dismiss or a Rule 12(c) motion for judgment on the pleadings
a Plaintiff's complaint must “state a claim to
relief that is plausible on its face.” Ashcroft v.
Iqbal, 556 U.S. 662, 678 (2009). "A claim has
facial plausibility when the plaintiff pleads factual content
that allows the court to draw the reasonable inference that
the defendant is liable for the misconduct alleged."
Id. at 678. In determining whether the Plaintiff has
stated a plausible claim, the Court must construe the
complaint in the light most favorable to the Plaintiff,
see In re Great Lakes Dredge & Dock Co. LLC, 624
F.3d 201, 210 (5th Cir. 2010), and accept as true all of the
well-pleaded factual allegations in the complaint. See
Bell Atl. Corp. v. Twombly, 550 U.S. 544, 555 (2007);
In re Katrina Canal Breaches Litig., 495 F.3d 191,
205 (5th Cir. 2009). However, "[t]hreadbare recitals of
the elements of a cause of action, supported by mere
conclusory statements, do not suffice." Iqbal,
556 U.S. at 678. Thus, the Court does not have to accept as
true "conclusory allegations, unwarranted factual
inferences, or legal conclusions." Plotkin v. IP
Axess Inc., 407 F.3d 690, 696 (5th Cir. 2005).
Tortious Interference With A Contractual
interference with a contractual relationship is a recognized
tort in Louisiana. 9 to 5 Fashions, Inc. v. Spurney,
538 So.2d 228, 229 (La. 1989). An officer of a corporation
owes a duty to a third party not to interfere with a
contractual relationship between the corporation and the
third party, unless the officer has reasonable justification
for his conduct. Id. at 231. To successfully plead a
cause of action for tortious interference, Plaintiffs must
allege facts showing: (1) the existence of a contract between
Plaintiffs and the corporation, (2) that the corporate
officer knew about the contract, (3) that the officer

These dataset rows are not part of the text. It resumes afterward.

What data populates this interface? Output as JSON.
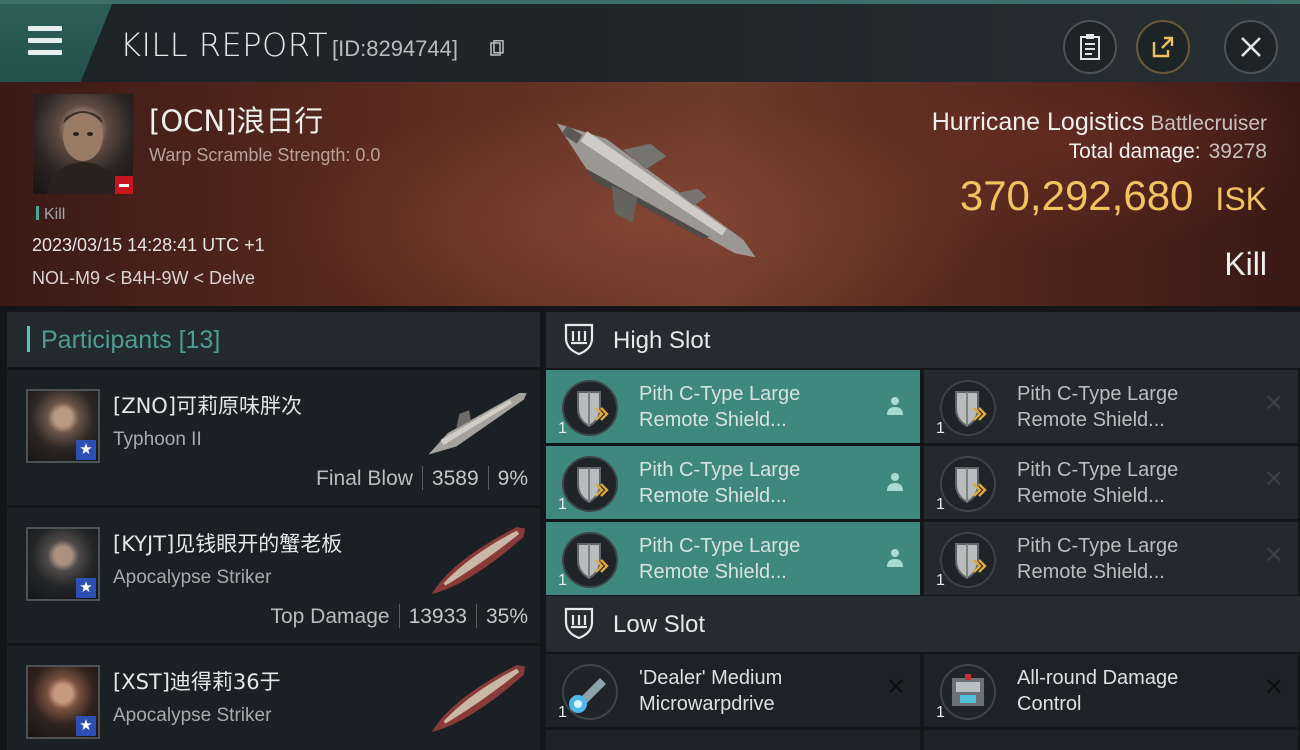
{
  "header": {
    "title": "KILL REPORT",
    "report_id": "[ID:8294744]"
  },
  "victim": {
    "name": "[OCN]浪日行",
    "warp_scramble": "Warp Scramble Strength: 0.0",
    "kill_tag": "Kill",
    "datetime": "2023/03/15 14:28:41 UTC +1",
    "location": "NOL-M9 < B4H-9W < Delve",
    "ship_name": "Hurricane Logistics",
    "ship_class": "Battlecruiser",
    "total_damage_label": "Total damage:",
    "total_damage_value": "39278",
    "isk_value": "370,292,680",
    "isk_unit": "ISK",
    "result": "Kill"
  },
  "participants": {
    "label": "Participants",
    "count": "[13]",
    "rows": [
      {
        "name": "[ZNO]可莉原味胖次",
        "ship": "Typhoon II",
        "role": "Final Blow",
        "damage": "3589",
        "percent": "9%"
      },
      {
        "name": "[KYJT]见钱眼开的蟹老板",
        "ship": "Apocalypse Striker",
        "role": "Top Damage",
        "damage": "13933",
        "percent": "35%"
      },
      {
        "name": "[XST]迪得莉36于",
        "ship": "Apocalypse Striker",
        "role": "",
        "damage": "",
        "percent": ""
      }
    ]
  },
  "high_slot": {
    "label": "High Slot",
    "modules": [
      {
        "name_line1": "Pith C-Type Large",
        "name_line2": "Remote Shield...",
        "qty": "1",
        "state": "on"
      },
      {
        "name_line1": "Pith C-Type Large",
        "name_line2": "Remote Shield...",
        "qty": "1",
        "state": "off"
      },
      {
        "name_line1": "Pith C-Type Large",
        "name_line2": "Remote Shield...",
        "qty": "1",
        "state": "on"
      },
      {
        "name_line1": "Pith C-Type Large",
        "name_line2": "Remote Shield...",
        "qty": "1",
        "state": "off"
      },
      {
        "name_line1": "Pith C-Type Large",
        "name_line2": "Remote Shield...",
        "qty": "1",
        "state": "on"
      },
      {
        "name_line1": "Pith C-Type Large",
        "name_line2": "Remote Shield...",
        "qty": "1",
        "state": "off"
      }
    ]
  },
  "low_slot": {
    "label": "Low Slot",
    "modules": [
      {
        "name_line1": "'Dealer' Medium",
        "name_line2": "Microwarpdrive",
        "qty": "1"
      },
      {
        "name_line1": "All-round Damage",
        "name_line2": "Control",
        "qty": "1"
      }
    ]
  },
  "colors": {
    "accent_teal": "#3f8880",
    "isk_gold": "#f1c45f",
    "badge_red": "#c8141e",
    "star_blue": "#2d4fb4"
  },
  "icons": {
    "menu": "menu-icon",
    "clipboard": "clipboard-icon",
    "share": "share-icon",
    "close": "close-icon",
    "copy": "copy-icon",
    "slot": "slot-shield-icon",
    "module": "shield-booster-icon",
    "person": "person-icon",
    "remove": "x-icon"
  }
}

intentionally induced or caused the corporation to breach the
contract, or intentionally rendered performance impossible or
more burdensome, (4) the absence of justification for the
officer's actions, and (5) causation of damages to
Plaintiffs because of the breach. Id. at 234. With
regard to the fourth element, “[t]he officer's
action is justified...if he acted within the scope of his
corporate authority and in the reasonable belief that his
action was for the benefit of the corporation.”
Id. at 231. Therefore, in order to state a claim for
tortious interference against Luquette, Plaintiffs must plead
facts establishing that Luquette's actions were not
justified, either because Luquette was acting outside the
scope of his authority or because he was not acting in the
reasonable belief that his action was for the benefit of
Frank's. Plaintiffs have not met this burden.
first amended and restated complaint admits that Luquette
acted “in the course and scope of his employment with
Frank's” when he terminated the contract. Record
Document 9, p. 4. The complaint makes no allegation at all
that Luquette acted without a reasonable belief that his
action was in Frank's interests. Nor does the complaint
contain any factual allegations that would support such a
conclusion. In fact, the complaint admits that Luquette acted
“on behalf of and in his capacity as President and CEO
of Frank's” when he terminated Plaintiffs.
Id., p. 4. The complaint alleges no facts suggesting
how Luquette acted on behalf of Frank's while
simultaneously and intentionally acting against the
company's interests. Moreover, Frank's admitted in
its answer that Luquette acted in the company's interest.
Record Document 11, p. 8 (“any actions taken by Mr.
Luquette with respect to the ‘Letter of Engagement'
were performed in the course and scope of Mr. Luquette's
employment with Frank's and for the benefit of the
Plaintiffs argue for the first time in opposition to
Luquette's motion that Luquette was not acting to benefit
Frank's because the termination of the contract delayed
completion of the interior design work and made the work more
expensive for Frank's. Record Document 18, p. 5.
Plaintiffs are essentially attempting to read a new
allegation into the complaint. The Court must accept as true